[PROMPT]
Keep only the lines that hold the string "value", filtering out the rest of the entries below.

[Page and application data records]
*** Block opens ***

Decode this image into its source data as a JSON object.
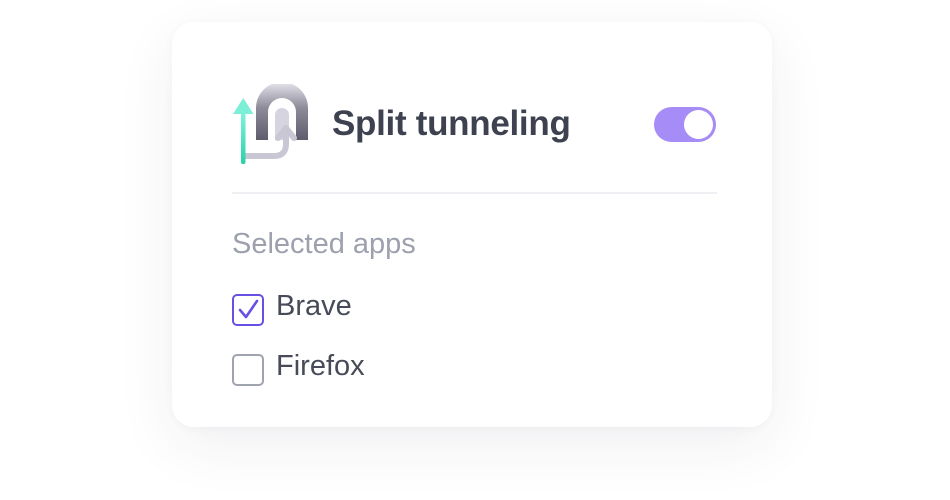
{
  "settings": {
    "title": "Split tunneling",
    "toggle_enabled": true
  },
  "selected_apps": {
    "label": "Selected apps",
    "apps": [
      {
        "name": "Brave",
        "checked": true
      },
      {
        "name": "Firefox",
        "checked": false
      }
    ]
  },
  "colors": {
    "toggle_on": "#a68cf6",
    "checkbox_checked": "#6a4fe6",
    "icon_arrow_teal": "#3be0c0",
    "icon_tunnel_gray": "#7a7888"
  }
}
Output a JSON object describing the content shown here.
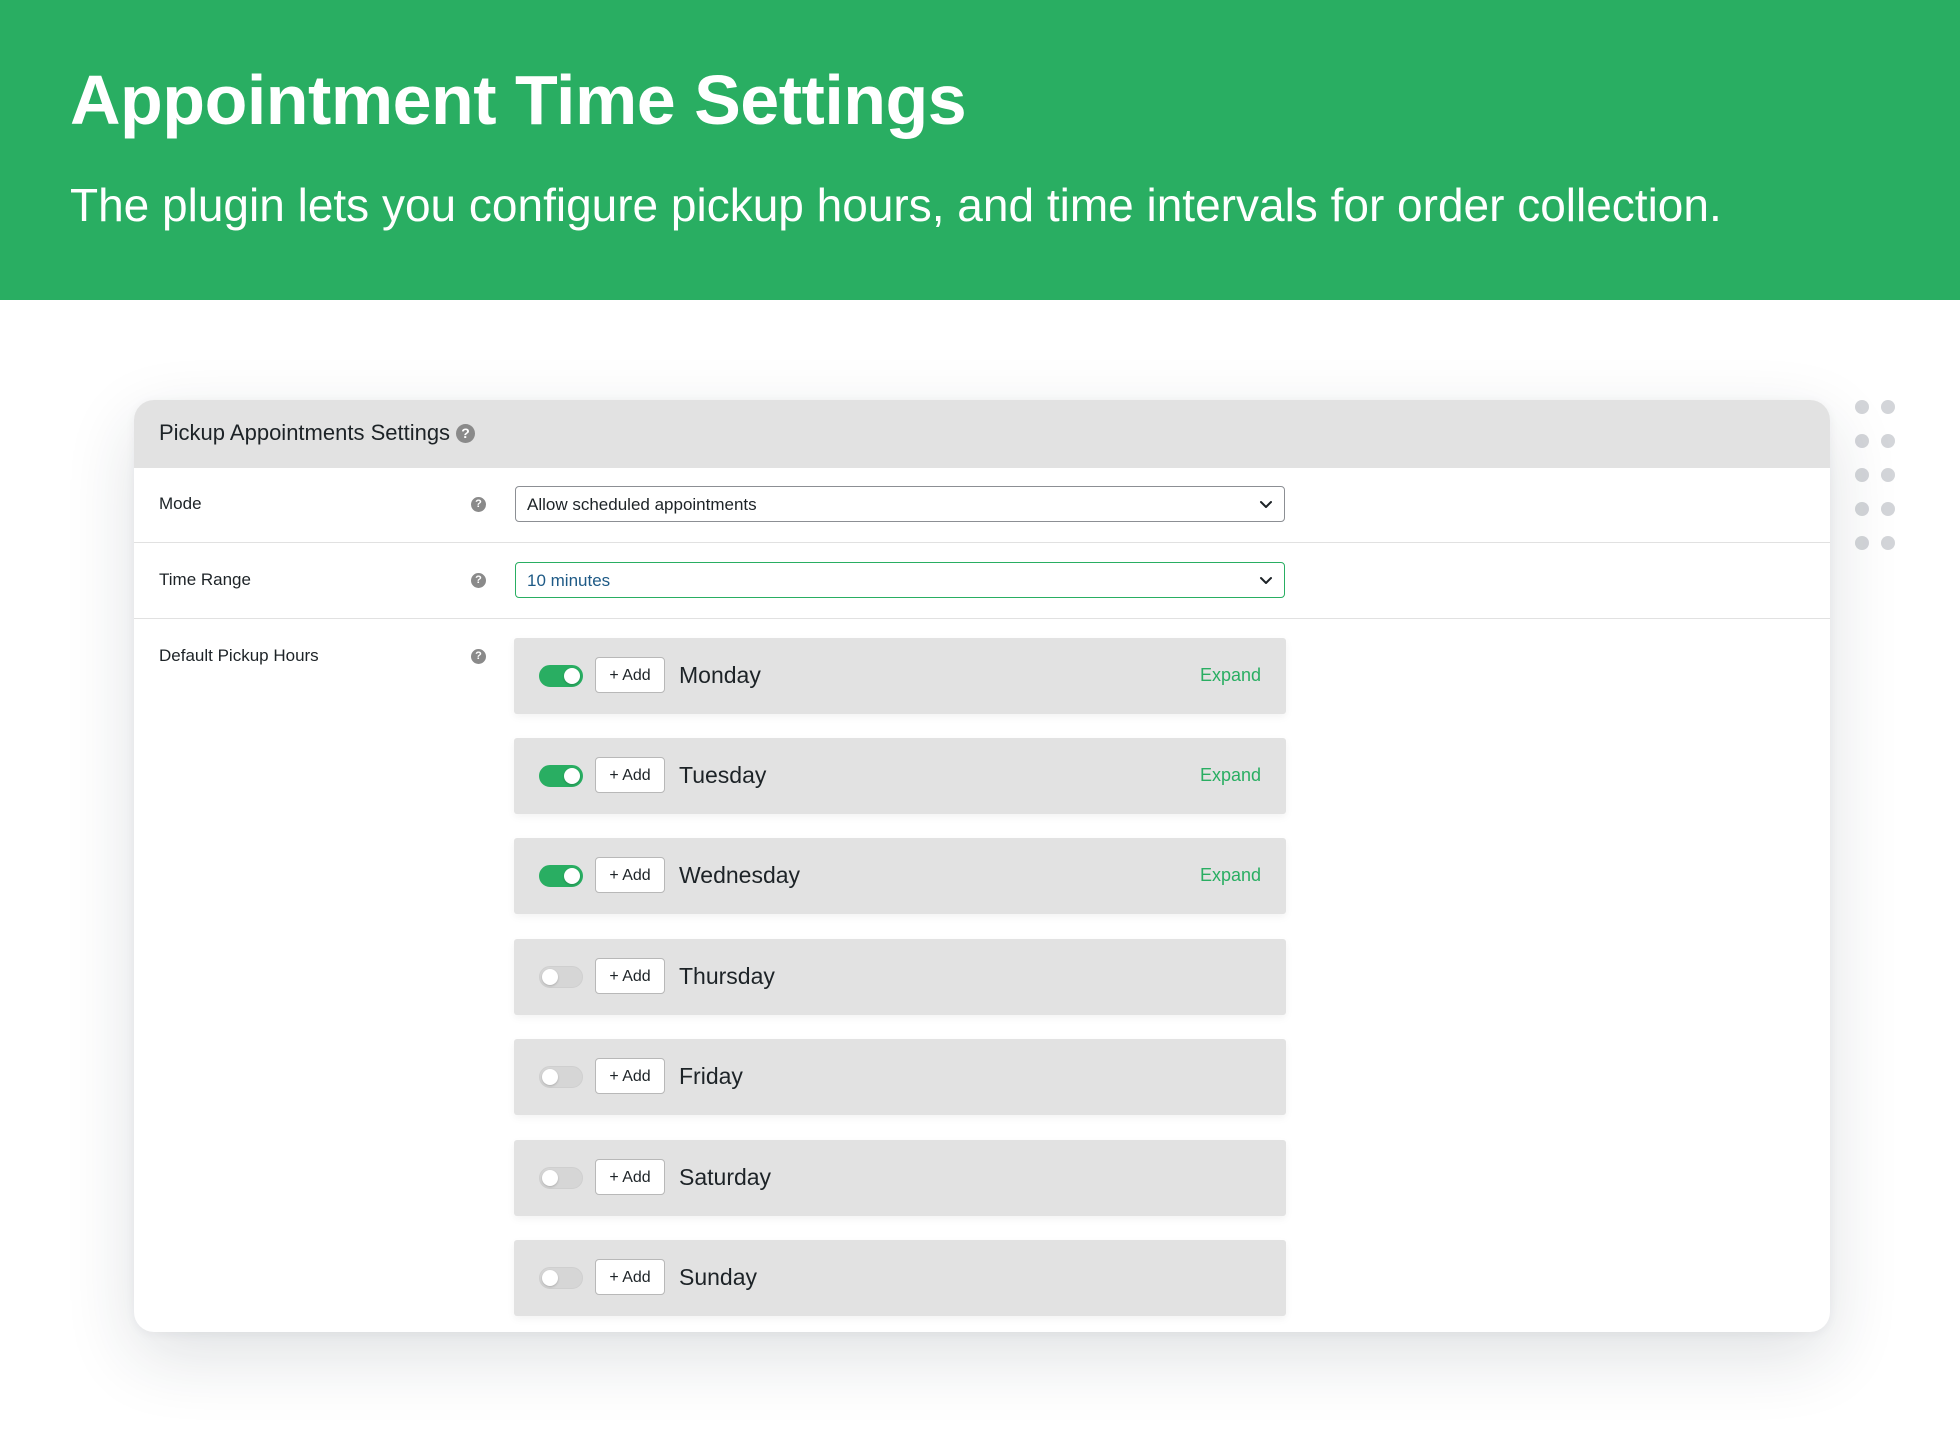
{
  "hero": {
    "title": "Appointment Time Settings",
    "subtitle": "The plugin lets you configure pickup hours, and time intervals for order collection."
  },
  "colors": {
    "accent": "#29ae62",
    "header_bg": "#e2e2e2"
  },
  "panel": {
    "title": "Pickup Appointments Settings",
    "help_icon": "question-circle-icon"
  },
  "mode": {
    "label": "Mode",
    "value": "Allow scheduled appointments"
  },
  "time_range": {
    "label": "Time Range",
    "value": "10 minutes"
  },
  "pickup_hours": {
    "label": "Default Pickup Hours",
    "add_label": "+ Add",
    "expand_label": "Expand",
    "days": [
      {
        "name": "Monday",
        "enabled": true
      },
      {
        "name": "Tuesday",
        "enabled": true
      },
      {
        "name": "Wednesday",
        "enabled": true
      },
      {
        "name": "Thursday",
        "enabled": false
      },
      {
        "name": "Friday",
        "enabled": false
      },
      {
        "name": "Saturday",
        "enabled": false
      },
      {
        "name": "Sunday",
        "enabled": false
      }
    ]
  }
}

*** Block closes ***

[SOLUTION]
    "value": "Allow scheduled appointments"
    "value": "10 minutes"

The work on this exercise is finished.